◆ **Directions for this task**
Each entry must be restated word for word.

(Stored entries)
########

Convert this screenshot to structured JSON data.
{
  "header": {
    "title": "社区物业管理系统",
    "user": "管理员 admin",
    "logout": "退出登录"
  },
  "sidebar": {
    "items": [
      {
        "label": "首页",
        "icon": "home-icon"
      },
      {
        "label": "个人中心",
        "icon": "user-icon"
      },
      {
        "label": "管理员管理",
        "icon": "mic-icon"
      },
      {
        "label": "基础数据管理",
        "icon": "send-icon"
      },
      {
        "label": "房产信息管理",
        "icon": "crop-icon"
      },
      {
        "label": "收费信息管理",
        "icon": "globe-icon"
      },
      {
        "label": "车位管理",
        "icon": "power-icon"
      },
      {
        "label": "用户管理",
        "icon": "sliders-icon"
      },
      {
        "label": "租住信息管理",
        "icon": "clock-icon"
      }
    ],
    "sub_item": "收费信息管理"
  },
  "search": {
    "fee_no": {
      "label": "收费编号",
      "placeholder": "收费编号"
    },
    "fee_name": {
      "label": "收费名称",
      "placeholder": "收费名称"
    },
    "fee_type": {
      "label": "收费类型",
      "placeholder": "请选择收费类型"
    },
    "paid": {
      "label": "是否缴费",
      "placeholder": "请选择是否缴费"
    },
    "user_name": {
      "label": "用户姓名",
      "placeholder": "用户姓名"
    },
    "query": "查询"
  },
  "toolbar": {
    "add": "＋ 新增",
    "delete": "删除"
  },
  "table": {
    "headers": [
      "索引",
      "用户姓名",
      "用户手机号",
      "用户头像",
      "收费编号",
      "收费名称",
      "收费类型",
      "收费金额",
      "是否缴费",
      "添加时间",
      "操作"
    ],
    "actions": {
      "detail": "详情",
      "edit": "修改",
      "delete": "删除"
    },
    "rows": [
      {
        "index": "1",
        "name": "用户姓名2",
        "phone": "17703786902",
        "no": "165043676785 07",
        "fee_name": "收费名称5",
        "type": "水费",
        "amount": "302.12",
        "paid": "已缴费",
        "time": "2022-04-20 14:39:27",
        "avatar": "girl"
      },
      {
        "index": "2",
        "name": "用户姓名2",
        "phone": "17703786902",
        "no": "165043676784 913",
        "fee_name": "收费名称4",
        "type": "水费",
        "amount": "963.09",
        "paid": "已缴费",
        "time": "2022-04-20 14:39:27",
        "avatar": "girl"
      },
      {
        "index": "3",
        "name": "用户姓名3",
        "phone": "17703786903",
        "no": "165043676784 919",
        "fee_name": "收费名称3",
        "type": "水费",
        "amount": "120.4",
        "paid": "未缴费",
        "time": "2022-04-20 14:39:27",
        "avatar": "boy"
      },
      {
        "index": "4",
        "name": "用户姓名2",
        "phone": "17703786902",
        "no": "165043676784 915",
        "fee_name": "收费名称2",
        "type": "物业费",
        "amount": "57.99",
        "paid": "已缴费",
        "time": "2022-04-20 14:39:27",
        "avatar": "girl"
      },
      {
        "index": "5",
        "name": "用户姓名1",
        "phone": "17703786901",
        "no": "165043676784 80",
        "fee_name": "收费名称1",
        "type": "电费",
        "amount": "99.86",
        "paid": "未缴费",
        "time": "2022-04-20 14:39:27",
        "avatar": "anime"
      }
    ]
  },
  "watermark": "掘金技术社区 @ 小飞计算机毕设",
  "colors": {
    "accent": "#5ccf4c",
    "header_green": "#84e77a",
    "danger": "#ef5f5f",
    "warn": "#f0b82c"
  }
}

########

◆ **Completed task**
Convert this screenshot to structured JSON data.
{
  "header": {
    "title": "社区物业管理系统",
    "user": "管理员 admin",
    "logout": "退出登录"
  },
  "sidebar": {
    "items": [
      {
        "label": "首页",
        "icon": "home-icon"
      },
      {
        "label": "个人中心",
        "icon": "user-icon"
      },
      {
        "label": "管理员管理",
        "icon": "mic-icon"
      },
      {
        "label": "基础数据管理",
        "icon": "send-icon"
      },
      {
        "label": "房产信息管理",
        "icon": "crop-icon"
      },
      {
        "label": "收费信息管理",
        "icon": "globe-icon"
      },
      {
        "label": "车位管理",
        "icon": "power-icon"
      },
      {
        "label": "用户管理",
        "icon": "sliders-icon"
      },
      {
        "label": "租住信息管理",
        "icon": "clock-icon"
      }
    ],
    "sub_item": "收费信息管理"
  },
  "search": {
    "fee_no": {
      "label": "收费编号",
      "placeholder": "收费编号"
    },
    "fee_name": {
      "label": "收费名称",
      "placeholder": "收费名称"
    },
    "fee_type": {
      "label": "收费类型",
      "placeholder": "请选择收费类型"
    },
    "paid": {
      "label": "是否缴费",
      "placeholder": "请选择是否缴费"
    },
    "user_name": {
      "label": "用户姓名",
      "placeholder": "用户姓名"
    },
    "query": "查询"
  },
  "toolbar": {
    "add": "＋ 新增",
    "delete": "删除"
  },
  "table": {
    "headers": [
      "索引",
      "用户姓名",
      "用户手机号",
      "用户头像",
      "收费编号",
      "收费名称",
      "收费类型",
      "收费金额",
      "是否缴费",
      "添加时间",
      "操作"
    ],
    "actions": {
      "detail": "详情",
      "edit": "修改",
      "delete": "删除"
    },
    "rows": [
      {
        "index": "1",
        "name": "用户姓名2",
        "phone": "17703786902",
        "no": "165043676785 07",
        "fee_name": "收费名称5",
        "type": "水费",
        "amount": "302.12",
        "paid": "已缴费",
        "time": "2022-04-20 14:39:27",
        "avatar": "girl"
      },
      {
        "index": "2",
        "name": "用户姓名2",
        "phone": "17703786902",
        "no": "165043676784 913",
        "fee_name": "收费名称4",
        "type": "水费",
        "amount": "963.09",
        "paid": "已缴费",
        "time": "2022-04-20 14:39:27",
        "avatar": "girl"
      },
      {
        "index": "3",
        "name": "用户姓名3",
        "phone": "17703786903",
        "no": "165043676784 919",
        "fee_name": "收费名称3",
        "type": "水费",
        "amount": "120.4",
        "paid": "未缴费",
        "time": "2022-04-20 14:39:27",
        "avatar": "boy"
      },
      {
        "index": "4",
        "name": "用户姓名2",
        "phone": "17703786902",
        "no": "165043676784 915",
        "fee_name": "收费名称2",
        "type": "物业费",
        "amount": "57.99",
        "paid": "已缴费",
        "time": "2022-04-20 14:39:27",
        "avatar": "girl"
      },
      {
        "index": "5",
        "name": "用户姓名1",
        "phone": "17703786901",
        "no": "165043676784 80",
        "fee_name": "收费名称1",
        "type": "电费",
        "amount": "99.86",
        "paid": "未缴费",
        "time": "2022-04-20 14:39:27",
        "avatar": "anime"
      }
    ]
  },
  "watermark": "掘金技术社区 @ 小飞计算机毕设",
  "colors": {
    "accent": "#5ccf4c",
    "header_green": "#84e77a",
    "danger": "#ef5f5f",
    "warn": "#f0b82c"
  }
}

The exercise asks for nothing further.